Mon, Oct

  • Smaller Small Medium Big Bigger
  • Default Helvetica Segoe Georgia Times

Life is full of stressful situations, some of which are lower on the totem pole of emotional intensity and some much higher. On the lower end might be a morning drive to work in unexpected traffic or a subtle reminder from your boss about the minor deadline you missed. Seeing the destroyed car (and driver) that caused the traffic jam or your boss questioning your ability to do your job, would likely elicit more extreme emotional reactions.

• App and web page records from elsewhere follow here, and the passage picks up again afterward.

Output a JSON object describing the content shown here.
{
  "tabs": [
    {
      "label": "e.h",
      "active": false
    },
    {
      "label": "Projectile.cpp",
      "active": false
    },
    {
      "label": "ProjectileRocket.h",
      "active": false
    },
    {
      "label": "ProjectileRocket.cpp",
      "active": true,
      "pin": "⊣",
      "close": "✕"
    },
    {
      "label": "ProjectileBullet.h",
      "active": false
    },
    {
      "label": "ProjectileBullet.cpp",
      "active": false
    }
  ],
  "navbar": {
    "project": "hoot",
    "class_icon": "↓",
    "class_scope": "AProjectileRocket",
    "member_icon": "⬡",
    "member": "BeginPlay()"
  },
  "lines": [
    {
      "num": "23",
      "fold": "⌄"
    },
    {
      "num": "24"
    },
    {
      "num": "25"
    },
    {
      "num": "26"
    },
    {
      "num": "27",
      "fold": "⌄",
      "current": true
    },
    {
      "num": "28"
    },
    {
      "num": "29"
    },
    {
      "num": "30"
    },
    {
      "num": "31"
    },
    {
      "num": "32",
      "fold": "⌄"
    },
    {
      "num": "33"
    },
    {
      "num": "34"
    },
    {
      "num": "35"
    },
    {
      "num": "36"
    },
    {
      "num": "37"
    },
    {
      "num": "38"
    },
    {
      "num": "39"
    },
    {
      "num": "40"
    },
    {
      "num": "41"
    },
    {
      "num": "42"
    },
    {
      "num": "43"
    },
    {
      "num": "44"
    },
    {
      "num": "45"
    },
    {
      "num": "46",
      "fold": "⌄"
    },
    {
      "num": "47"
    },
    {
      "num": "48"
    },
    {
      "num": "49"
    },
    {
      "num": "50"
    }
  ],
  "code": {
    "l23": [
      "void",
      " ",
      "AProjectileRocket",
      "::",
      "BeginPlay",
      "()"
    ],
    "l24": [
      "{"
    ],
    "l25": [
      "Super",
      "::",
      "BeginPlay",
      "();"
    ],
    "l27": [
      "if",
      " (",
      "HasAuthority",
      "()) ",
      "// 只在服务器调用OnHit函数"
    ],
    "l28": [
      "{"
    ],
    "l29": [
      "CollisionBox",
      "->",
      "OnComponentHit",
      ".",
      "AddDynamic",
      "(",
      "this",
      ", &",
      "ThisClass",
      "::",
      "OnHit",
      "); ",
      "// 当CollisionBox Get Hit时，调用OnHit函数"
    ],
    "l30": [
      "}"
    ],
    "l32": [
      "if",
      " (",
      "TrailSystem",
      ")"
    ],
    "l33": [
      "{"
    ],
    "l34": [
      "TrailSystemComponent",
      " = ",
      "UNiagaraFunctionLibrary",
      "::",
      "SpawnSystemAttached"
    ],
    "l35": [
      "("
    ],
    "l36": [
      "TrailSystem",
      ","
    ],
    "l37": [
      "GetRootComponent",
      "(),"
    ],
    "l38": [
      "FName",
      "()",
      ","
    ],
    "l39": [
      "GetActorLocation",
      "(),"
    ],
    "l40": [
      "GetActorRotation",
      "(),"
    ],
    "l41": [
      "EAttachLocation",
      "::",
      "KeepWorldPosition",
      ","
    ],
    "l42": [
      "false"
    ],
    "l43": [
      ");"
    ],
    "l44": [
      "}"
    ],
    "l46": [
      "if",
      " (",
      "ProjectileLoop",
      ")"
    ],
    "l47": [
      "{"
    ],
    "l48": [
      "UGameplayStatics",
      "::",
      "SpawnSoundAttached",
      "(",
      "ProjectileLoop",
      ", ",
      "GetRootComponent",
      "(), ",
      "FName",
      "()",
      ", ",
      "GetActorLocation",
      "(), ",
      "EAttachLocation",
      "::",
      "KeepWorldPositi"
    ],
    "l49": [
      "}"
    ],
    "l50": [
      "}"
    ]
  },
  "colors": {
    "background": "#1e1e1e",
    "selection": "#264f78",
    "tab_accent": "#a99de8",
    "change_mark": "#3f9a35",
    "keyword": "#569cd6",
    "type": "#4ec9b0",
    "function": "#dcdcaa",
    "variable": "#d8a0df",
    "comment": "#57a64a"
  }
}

For several decades, psychologist have been interested in how people successfully control their emotions in stressful situations. The idea is that, if we can understand how healthy people manage their emotions, we may be able to improve the lives of those with depression or anxiety (both of which are characterized by breakdowns in emotional equilibrium). Now, new research published last week in the journal Psychological Science shows that successfully regulating our emotions is not a "one size fits all" endeavor. Rather, it involves bringing the right emotional regulation strategy to bear on the situation. Simply put, different emotional contexts require different regulation processes.